Another effort toward boosting women’s participation in the workforce by a collision industry organization is TechForce Foundation’s Diversity, Equity, and Inclusion initiative. It exists to help diverse populations see themselves represented in the industry, gain scholarships and grants, and have access to mentors and peers, according to TechForce’s website.

TechForce has found that 63% of women technicians they surveyed left a job that limited their growth and 100% want to be respected for their skills rather than their gender. Eighty-four percent said they’ve experienced a bias in the workplace.

In Idaho, the Boise School District is seeing a surge in auto and collision repair enrollment, which has experienced the most growth over the last three years than any other Career Technical Education (CTE) programs in the district, according to Dennis Technical Education Center Principal Jeffery Roberts.

Roberts told the Idaho Press that autobody classes are at 120% enrollment and collision repair is at 130% enrollment. Enrollment in HVAC and electrical plumbing are up 200%.

“Students are seeking out the programs we have,” Roberts told the Idaho Press. “…Those students are finding success. They’re finding employment in things that they love to do. They’re aligning with companies that they feel comfortable with and then financially, they’re at a level they didn’t expect.”

Four other Idaho school districts are experiencing CTE enrollment growth as well, according to the article:

According to Kathleen Tuck from Nampa School District, in 2021-22, 5,108 students were enrolled in CTE classes. This school year, 4,755 students enrolled in CTE classes — a decrease from the 2022 school year, which saw 5,393 students enrolled in them.

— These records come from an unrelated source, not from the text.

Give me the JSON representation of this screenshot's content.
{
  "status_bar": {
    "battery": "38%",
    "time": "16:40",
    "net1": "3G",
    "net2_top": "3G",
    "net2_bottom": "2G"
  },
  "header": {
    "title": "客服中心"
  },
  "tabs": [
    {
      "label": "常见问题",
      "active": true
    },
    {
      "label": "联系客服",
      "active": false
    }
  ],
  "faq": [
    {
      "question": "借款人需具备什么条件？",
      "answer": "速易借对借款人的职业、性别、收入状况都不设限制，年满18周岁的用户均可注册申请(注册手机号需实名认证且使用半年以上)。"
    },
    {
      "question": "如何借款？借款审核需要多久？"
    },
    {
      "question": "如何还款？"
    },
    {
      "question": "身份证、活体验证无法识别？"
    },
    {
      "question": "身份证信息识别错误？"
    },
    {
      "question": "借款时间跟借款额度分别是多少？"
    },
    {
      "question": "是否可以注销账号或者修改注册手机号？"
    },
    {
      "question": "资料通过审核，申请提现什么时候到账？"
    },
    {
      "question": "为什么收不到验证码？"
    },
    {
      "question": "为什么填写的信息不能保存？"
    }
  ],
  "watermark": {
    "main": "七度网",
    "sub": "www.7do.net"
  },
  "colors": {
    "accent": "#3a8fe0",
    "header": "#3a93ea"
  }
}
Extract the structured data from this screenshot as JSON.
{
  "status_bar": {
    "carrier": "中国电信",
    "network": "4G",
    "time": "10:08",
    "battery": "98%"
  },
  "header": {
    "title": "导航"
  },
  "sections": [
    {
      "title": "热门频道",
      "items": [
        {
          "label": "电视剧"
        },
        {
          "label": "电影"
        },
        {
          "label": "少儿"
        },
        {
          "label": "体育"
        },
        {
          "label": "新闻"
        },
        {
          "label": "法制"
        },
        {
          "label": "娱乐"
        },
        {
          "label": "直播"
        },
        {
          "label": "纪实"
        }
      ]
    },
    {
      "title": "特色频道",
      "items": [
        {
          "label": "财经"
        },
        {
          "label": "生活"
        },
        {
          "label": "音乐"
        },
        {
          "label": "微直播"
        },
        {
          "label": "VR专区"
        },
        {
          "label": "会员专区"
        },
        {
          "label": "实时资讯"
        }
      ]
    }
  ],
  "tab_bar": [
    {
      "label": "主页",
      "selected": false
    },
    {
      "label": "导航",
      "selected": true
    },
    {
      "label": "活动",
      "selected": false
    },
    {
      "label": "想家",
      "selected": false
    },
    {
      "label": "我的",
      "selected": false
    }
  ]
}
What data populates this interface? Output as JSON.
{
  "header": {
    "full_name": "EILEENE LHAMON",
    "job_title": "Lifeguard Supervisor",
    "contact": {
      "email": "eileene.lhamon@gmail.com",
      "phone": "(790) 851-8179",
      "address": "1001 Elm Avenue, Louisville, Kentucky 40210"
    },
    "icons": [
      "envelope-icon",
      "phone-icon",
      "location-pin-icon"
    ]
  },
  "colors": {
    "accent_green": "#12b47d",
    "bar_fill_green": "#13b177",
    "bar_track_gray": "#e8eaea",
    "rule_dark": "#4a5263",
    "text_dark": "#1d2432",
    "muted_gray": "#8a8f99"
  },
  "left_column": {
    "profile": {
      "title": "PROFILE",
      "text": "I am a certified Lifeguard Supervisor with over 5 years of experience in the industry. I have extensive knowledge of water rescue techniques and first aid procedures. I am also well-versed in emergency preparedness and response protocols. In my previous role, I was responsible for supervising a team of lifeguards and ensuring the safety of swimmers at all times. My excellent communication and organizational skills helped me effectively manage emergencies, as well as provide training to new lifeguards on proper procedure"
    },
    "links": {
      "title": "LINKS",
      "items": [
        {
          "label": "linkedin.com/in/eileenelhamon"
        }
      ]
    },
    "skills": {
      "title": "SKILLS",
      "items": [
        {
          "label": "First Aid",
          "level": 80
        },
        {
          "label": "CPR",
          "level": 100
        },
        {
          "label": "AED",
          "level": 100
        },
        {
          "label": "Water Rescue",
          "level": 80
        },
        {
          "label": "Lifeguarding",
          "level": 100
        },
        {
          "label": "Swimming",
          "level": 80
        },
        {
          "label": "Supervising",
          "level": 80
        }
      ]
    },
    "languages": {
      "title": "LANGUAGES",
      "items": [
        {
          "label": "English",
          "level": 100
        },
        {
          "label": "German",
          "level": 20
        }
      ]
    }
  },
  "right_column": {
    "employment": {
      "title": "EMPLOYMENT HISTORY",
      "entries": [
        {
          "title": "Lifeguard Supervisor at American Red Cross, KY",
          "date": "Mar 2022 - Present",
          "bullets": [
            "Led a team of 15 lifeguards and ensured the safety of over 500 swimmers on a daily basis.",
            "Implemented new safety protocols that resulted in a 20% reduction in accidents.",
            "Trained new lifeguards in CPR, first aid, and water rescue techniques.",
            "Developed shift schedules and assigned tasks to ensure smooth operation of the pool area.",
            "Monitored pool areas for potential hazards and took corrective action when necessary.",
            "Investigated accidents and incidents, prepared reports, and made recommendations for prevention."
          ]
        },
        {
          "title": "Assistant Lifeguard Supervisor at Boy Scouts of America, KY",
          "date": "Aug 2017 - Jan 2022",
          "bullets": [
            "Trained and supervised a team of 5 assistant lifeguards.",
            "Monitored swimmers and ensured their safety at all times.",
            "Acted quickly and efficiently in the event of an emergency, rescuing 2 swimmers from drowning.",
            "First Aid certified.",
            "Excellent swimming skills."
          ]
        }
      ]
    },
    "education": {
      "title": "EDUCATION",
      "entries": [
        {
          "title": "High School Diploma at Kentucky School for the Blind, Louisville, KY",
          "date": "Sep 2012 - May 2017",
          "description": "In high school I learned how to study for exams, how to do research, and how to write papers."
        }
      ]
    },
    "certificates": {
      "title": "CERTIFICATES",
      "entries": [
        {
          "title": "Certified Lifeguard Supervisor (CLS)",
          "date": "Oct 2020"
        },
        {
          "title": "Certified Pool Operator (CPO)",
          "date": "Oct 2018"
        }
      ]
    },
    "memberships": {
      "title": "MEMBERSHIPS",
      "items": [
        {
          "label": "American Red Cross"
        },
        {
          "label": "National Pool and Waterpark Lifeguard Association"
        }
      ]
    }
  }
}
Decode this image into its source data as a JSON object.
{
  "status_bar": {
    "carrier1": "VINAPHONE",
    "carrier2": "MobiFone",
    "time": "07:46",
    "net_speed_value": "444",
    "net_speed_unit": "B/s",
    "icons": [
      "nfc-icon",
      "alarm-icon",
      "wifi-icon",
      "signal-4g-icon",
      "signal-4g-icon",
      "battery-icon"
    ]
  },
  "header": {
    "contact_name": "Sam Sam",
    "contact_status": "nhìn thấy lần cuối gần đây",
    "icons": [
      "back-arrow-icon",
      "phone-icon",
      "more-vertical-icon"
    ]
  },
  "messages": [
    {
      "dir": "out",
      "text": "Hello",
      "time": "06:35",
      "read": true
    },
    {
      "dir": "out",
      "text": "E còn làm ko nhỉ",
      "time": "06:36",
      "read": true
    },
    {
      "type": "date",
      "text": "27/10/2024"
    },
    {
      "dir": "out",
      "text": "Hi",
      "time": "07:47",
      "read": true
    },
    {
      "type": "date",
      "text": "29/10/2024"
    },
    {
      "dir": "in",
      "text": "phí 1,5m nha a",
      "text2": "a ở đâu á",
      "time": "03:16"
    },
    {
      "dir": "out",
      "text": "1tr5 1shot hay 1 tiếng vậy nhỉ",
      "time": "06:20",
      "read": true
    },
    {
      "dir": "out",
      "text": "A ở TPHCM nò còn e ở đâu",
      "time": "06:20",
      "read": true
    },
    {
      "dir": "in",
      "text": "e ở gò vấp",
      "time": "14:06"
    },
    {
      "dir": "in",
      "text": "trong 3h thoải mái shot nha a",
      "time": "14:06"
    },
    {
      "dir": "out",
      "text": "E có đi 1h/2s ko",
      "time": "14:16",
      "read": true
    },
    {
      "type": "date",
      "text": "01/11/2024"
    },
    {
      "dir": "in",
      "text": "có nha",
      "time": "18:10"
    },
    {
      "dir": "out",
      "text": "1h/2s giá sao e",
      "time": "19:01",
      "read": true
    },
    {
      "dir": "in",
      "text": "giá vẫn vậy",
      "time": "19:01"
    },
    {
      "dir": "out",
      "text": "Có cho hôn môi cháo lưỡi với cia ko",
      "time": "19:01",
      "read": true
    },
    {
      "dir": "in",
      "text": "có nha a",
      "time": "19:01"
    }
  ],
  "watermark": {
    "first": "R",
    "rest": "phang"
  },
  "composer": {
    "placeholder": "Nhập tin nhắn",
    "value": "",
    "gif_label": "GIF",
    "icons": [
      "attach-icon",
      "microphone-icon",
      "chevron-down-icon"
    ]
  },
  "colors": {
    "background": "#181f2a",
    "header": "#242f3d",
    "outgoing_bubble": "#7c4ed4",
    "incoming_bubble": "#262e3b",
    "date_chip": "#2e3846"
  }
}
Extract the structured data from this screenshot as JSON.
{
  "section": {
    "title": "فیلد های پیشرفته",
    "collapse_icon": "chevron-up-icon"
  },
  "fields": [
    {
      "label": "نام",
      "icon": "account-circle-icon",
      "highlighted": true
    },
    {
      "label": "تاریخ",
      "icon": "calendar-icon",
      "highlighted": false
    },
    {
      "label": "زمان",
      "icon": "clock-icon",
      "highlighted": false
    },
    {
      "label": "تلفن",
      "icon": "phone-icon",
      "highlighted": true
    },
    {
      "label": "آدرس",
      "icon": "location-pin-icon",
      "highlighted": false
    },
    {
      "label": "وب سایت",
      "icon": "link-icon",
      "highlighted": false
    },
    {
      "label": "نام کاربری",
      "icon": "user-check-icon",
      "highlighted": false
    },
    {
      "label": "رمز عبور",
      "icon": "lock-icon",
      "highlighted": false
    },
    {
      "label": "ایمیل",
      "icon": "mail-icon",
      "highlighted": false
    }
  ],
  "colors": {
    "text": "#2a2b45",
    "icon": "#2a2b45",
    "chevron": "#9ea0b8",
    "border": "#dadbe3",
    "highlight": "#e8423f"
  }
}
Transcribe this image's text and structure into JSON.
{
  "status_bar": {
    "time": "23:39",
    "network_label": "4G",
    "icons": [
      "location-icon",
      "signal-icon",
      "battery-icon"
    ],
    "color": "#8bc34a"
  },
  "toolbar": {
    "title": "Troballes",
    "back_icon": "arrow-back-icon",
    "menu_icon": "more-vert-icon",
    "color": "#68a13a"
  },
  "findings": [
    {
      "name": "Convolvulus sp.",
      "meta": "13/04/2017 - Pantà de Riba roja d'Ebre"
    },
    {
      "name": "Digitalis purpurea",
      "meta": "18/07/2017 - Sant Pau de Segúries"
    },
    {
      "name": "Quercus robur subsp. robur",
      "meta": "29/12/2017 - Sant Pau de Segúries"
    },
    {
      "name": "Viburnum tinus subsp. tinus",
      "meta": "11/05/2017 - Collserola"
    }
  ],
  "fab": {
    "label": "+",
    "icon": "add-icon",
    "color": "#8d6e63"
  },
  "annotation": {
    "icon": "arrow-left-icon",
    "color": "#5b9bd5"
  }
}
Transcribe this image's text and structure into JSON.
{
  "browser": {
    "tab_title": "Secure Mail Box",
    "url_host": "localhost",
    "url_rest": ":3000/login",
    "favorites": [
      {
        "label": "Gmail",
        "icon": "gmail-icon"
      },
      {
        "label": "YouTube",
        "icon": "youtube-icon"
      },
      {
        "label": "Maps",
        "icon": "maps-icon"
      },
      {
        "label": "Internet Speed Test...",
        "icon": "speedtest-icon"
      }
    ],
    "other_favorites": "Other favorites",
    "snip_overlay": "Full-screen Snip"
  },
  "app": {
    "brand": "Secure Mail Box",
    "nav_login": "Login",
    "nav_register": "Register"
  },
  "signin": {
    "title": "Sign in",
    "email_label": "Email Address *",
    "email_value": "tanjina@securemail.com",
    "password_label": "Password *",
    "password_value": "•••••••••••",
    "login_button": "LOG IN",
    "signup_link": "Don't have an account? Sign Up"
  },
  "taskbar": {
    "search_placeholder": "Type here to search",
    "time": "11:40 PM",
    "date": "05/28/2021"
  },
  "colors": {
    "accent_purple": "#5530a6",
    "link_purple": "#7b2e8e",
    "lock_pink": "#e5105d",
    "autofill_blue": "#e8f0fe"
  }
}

    • “According to Vallivue School District Assistant Superintendent Joey Palmer, 674 students earned at least one CTE course credit during the 2020 school year. This school year, 1,622 students have earned at least one CTE credit.
    • “According to Allison Westfall with the Kuna School District, during the 2019 school year 94 students took their CTE Technical Skills Assessment, and in 2023, 283 students took the assessment.
    • “According to Vickie Holbrook from Middleton School District, the district has gone from having 1,136 students in CTE programs in 2019 to 1,350 students enrolled in CTE programs this year.”

Many regions in the U.S. are seeking skilled trades training expansion, one of which is high schools in Los Angeles County. New survey findings from Harbor Freight Tools for Schools show that 94% of registered voters there support expanding skilled trades education at the county’s high schools.

In addition, 92% of high school students’ parents and 86% of high school students said they strongly support or somewhat support the expansion of existing skilled trades programs.

In Virginia, Roanoke County Public Schools plans to open a new Career and Technical Education (CTE) center in 2026 with a new collision repair program and hopes to gain all the industry help it can get to prepare students.

Initial clearing of the build site began in February. The nationwide technician shortage led the school system to add the program to its slate of CTE choices. A diesel technician program will also be added.



Featured image: Lily Williams paints a vehicle. (Provided by Jessica Neri)

Contra Costa College (CCC) Collision Engineering (CEP) Jesse DeLeon and David Bone work during a Polyvance plastics repair course. (Credit: CCC)

CCC CEP student Cinthia Pool works during an I-CAR welding course. (Credit: CCC)